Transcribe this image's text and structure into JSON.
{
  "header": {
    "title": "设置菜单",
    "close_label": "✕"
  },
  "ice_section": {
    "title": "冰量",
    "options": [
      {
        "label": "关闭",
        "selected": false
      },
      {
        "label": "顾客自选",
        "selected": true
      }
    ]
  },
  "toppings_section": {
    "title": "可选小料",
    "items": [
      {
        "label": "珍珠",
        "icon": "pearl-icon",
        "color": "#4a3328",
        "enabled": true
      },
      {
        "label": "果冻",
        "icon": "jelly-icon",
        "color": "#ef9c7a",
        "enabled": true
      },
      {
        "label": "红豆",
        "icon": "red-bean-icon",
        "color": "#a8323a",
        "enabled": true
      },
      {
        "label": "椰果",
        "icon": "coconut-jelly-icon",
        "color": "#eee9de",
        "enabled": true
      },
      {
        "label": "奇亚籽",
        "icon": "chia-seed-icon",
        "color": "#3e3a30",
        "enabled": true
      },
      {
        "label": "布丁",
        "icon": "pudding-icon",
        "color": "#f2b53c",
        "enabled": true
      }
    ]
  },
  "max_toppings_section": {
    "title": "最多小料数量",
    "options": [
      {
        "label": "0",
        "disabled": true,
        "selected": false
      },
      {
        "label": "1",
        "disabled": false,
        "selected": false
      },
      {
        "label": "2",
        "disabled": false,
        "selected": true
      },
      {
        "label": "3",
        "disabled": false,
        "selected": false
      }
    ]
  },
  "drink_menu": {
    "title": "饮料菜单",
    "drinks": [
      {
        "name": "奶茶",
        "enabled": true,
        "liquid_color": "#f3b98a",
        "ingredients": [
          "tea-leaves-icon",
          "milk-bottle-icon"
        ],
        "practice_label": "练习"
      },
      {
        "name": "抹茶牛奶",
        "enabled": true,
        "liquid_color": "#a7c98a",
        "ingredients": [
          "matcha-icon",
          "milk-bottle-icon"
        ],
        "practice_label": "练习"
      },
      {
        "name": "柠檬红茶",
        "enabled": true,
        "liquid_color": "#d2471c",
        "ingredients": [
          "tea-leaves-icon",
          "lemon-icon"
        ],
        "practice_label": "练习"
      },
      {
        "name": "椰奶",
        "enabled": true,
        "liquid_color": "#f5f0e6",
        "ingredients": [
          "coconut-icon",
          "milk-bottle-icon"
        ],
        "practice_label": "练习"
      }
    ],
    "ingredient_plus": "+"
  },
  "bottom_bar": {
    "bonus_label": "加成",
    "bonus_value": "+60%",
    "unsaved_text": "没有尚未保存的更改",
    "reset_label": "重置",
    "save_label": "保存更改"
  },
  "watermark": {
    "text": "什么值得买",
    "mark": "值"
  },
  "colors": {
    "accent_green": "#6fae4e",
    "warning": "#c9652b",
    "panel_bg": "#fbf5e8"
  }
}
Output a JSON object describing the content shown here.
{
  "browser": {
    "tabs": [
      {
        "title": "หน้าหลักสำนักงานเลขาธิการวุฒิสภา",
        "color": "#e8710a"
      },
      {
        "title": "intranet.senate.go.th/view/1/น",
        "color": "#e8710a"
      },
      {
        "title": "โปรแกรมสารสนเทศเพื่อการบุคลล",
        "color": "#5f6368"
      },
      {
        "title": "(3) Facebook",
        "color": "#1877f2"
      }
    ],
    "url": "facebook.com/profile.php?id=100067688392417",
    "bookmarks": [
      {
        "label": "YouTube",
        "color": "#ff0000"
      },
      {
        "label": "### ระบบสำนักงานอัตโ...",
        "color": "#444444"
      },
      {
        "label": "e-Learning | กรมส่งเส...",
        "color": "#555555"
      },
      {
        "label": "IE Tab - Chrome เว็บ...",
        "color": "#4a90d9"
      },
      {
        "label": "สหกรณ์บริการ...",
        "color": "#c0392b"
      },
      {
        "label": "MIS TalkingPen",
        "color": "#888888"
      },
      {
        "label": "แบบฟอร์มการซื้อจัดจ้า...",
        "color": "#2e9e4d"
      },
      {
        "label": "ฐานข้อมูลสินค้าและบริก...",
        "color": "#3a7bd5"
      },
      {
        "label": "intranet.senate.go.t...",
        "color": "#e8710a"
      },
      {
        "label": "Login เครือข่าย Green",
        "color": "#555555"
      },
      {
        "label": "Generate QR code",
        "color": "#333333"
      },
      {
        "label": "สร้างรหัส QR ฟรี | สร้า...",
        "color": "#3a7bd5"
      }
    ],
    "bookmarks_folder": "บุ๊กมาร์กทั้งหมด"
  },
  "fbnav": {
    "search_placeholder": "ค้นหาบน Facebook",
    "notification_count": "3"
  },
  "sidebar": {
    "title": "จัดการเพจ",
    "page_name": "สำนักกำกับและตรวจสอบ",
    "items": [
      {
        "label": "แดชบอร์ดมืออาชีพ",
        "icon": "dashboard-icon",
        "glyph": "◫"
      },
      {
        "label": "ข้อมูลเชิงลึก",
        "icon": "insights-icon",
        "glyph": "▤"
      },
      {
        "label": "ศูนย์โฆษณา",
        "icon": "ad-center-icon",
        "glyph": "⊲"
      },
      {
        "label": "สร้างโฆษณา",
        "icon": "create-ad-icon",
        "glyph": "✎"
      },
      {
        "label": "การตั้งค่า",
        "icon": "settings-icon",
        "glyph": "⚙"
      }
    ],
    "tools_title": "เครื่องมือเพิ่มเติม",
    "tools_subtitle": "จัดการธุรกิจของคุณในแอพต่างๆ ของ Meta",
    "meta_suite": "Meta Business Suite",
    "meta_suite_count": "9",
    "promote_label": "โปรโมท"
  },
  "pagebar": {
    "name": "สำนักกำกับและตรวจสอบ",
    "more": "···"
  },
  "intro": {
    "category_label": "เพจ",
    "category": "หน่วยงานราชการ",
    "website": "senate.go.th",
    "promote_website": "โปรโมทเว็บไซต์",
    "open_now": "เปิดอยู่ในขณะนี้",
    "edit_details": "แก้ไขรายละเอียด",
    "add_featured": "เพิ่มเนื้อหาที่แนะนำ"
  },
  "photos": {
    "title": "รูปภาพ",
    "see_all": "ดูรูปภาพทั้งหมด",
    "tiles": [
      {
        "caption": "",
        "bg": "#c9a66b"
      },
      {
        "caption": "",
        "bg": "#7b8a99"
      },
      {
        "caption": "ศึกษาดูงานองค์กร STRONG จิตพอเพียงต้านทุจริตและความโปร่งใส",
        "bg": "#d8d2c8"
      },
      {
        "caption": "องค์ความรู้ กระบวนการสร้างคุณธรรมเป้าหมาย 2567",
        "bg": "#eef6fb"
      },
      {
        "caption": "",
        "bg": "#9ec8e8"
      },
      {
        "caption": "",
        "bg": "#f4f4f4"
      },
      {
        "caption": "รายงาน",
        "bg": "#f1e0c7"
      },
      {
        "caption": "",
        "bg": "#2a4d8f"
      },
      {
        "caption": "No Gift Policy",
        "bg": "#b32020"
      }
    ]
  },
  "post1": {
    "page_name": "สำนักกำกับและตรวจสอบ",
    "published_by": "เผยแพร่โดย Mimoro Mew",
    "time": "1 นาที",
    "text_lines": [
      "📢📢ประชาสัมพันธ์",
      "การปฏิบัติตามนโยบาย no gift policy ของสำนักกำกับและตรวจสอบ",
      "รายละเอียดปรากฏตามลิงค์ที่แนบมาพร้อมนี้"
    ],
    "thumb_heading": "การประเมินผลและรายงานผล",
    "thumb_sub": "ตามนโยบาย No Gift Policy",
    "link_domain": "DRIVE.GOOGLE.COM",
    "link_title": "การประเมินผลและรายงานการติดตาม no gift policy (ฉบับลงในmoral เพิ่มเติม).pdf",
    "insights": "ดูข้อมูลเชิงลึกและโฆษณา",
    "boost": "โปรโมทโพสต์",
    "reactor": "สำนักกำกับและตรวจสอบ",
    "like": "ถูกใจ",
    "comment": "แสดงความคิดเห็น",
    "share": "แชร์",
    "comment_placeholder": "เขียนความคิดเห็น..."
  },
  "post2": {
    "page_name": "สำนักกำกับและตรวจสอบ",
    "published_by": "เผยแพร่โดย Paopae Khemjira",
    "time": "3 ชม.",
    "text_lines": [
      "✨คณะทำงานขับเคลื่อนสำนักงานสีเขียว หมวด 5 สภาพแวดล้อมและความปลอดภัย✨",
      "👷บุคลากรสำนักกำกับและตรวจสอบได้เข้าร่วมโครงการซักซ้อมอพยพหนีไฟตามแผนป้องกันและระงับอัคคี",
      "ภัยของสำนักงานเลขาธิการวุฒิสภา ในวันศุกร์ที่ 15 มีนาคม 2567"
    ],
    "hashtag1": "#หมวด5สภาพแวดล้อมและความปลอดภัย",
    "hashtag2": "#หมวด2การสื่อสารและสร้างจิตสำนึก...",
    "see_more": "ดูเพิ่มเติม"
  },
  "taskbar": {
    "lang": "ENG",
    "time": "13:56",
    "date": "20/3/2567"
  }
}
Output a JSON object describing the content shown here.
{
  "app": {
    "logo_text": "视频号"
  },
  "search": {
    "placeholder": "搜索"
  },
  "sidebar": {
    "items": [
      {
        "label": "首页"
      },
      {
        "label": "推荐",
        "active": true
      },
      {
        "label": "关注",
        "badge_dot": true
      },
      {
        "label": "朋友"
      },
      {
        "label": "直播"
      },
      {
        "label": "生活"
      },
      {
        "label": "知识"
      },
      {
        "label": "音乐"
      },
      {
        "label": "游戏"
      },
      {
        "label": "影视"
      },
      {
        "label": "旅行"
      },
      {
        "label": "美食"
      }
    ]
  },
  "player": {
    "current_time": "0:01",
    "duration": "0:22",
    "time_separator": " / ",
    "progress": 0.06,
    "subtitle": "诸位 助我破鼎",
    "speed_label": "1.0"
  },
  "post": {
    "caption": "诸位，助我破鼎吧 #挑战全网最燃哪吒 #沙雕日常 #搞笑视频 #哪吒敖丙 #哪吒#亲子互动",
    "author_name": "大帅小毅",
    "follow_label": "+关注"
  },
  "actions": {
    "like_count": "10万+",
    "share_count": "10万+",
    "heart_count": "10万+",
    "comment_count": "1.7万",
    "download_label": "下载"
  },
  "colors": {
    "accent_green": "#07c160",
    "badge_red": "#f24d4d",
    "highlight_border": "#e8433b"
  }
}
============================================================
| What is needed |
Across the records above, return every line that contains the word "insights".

| Written solution |
        "icon": "insights-icon",
    "insights": "ดูข้อมูลเชิงลึกและโฆษณา",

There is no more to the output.